__Directions__: Retype the listing exactly, with no images.

__Records provided__:

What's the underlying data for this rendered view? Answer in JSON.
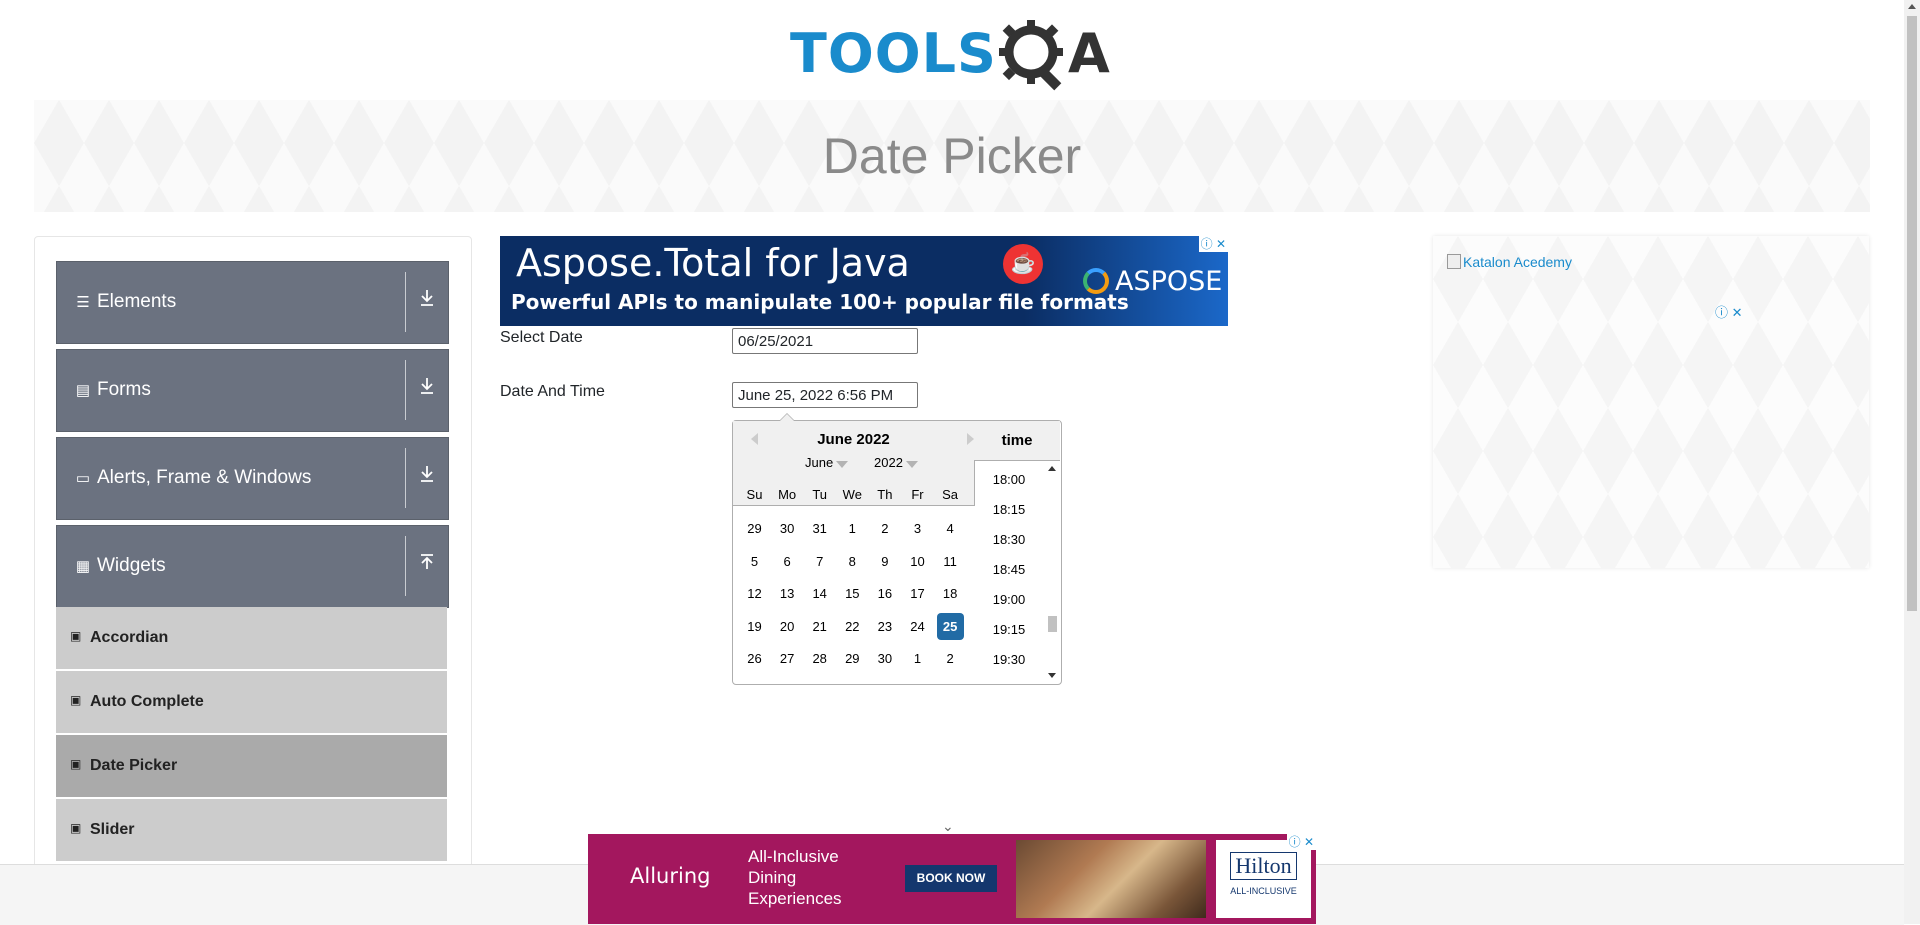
{
  "header": {
    "logo_text_tools": "TOOLS",
    "logo_text_a": "A"
  },
  "page_title": "Date Picker",
  "sidebar": {
    "groups": [
      {
        "label": "Elements",
        "icon": "hamburger-icon"
      },
      {
        "label": "Forms",
        "icon": "form-icon"
      },
      {
        "label": "Alerts, Frame & Windows",
        "icon": "window-icon"
      },
      {
        "label": "Widgets",
        "icon": "widgets-icon"
      }
    ],
    "widget_items": [
      {
        "label": "Accordian"
      },
      {
        "label": "Auto Complete"
      },
      {
        "label": "Date Picker",
        "active": true
      },
      {
        "label": "Slider"
      }
    ]
  },
  "ad_top": {
    "headline": "Aspose.Total for Java",
    "subline": "Powerful APIs to manipulate 100+ popular file formats",
    "brand": "ASPOSE"
  },
  "form": {
    "select_date_label": "Select Date",
    "select_date_value": "06/25/2021",
    "date_time_label": "Date And Time",
    "date_time_value": "June 25, 2022 6:56 PM"
  },
  "calendar": {
    "month_title": "June 2022",
    "month_dropdown": "June",
    "year_dropdown": "2022",
    "weekdays": [
      "Su",
      "Mo",
      "Tu",
      "We",
      "Th",
      "Fr",
      "Sa"
    ],
    "weeks": [
      [
        "29",
        "30",
        "31",
        "1",
        "2",
        "3",
        "4"
      ],
      [
        "5",
        "6",
        "7",
        "8",
        "9",
        "10",
        "11"
      ],
      [
        "12",
        "13",
        "14",
        "15",
        "16",
        "17",
        "18"
      ],
      [
        "19",
        "20",
        "21",
        "22",
        "23",
        "24",
        "25"
      ],
      [
        "26",
        "27",
        "28",
        "29",
        "30",
        "1",
        "2"
      ]
    ],
    "selected_day": "25",
    "time_header": "time",
    "times": [
      "18:00",
      "18:15",
      "18:30",
      "18:45",
      "19:00",
      "19:15",
      "19:30"
    ],
    "selected_color": "#216ba5"
  },
  "ad_right": {
    "alt_text": "Katalon Acedemy"
  },
  "ad_bottom": {
    "brand_line": "Alluring",
    "tagline": "All-Inclusive Dining Experiences",
    "cta": "BOOK NOW",
    "hotel": "Hilton",
    "hotel_sub": "ALL-INCLUSIVE"
  }
}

__Task result__:
What's the underlying data for this rendered view? Answer in JSON.
{
  "header": {
    "logo_text_tools": "TOOLS",
    "logo_text_a": "A"
  },
  "page_title": "Date Picker",
  "sidebar": {
    "groups": [
      {
        "label": "Elements",
        "icon": "hamburger-icon"
      },
      {
        "label": "Forms",
        "icon": "form-icon"
      },
      {
        "label": "Alerts, Frame & Windows",
        "icon": "window-icon"
      },
      {
        "label": "Widgets",
        "icon": "widgets-icon"
      }
    ],
    "widget_items": [
      {
        "label": "Accordian"
      },
      {
        "label": "Auto Complete"
      },
      {
        "label": "Date Picker",
        "active": true
      },
      {
        "label": "Slider"
      }
    ]
  },
  "ad_top": {
    "headline": "Aspose.Total for Java",
    "subline": "Powerful APIs to manipulate 100+ popular file formats",
    "brand": "ASPOSE"
  },
  "form": {
    "select_date_label": "Select Date",
    "select_date_value": "06/25/2021",
    "date_time_label": "Date And Time",
    "date_time_value": "June 25, 2022 6:56 PM"
  },
  "calendar": {
    "month_title": "June 2022",
    "month_dropdown": "June",
    "year_dropdown": "2022",
    "weekdays": [
      "Su",
      "Mo",
      "Tu",
      "We",
      "Th",
      "Fr",
      "Sa"
    ],
    "weeks": [
      [
        "29",
        "30",
        "31",
        "1",
        "2",
        "3",
        "4"
      ],
      [
        "5",
        "6",
        "7",
        "8",
        "9",
        "10",
        "11"
      ],
      [
        "12",
        "13",
        "14",
        "15",
        "16",
        "17",
        "18"
      ],
      [
        "19",
        "20",
        "21",
        "22",
        "23",
        "24",
        "25"
      ],
      [
        "26",
        "27",
        "28",
        "29",
        "30",
        "1",
        "2"
      ]
    ],
    "selected_day": "25",
    "time_header": "time",
    "times": [
      "18:00",
      "18:15",
      "18:30",
      "18:45",
      "19:00",
      "19:15",
      "19:30"
    ],
    "selected_color": "#216ba5"
  },
  "ad_right": {
    "alt_text": "Katalon Acedemy"
  },
  "ad_bottom": {
    "brand_line": "Alluring",
    "tagline": "All-Inclusive Dining Experiences",
    "cta": "BOOK NOW",
    "hotel": "Hilton",
    "hotel_sub": "ALL-INCLUSIVE"
  }
}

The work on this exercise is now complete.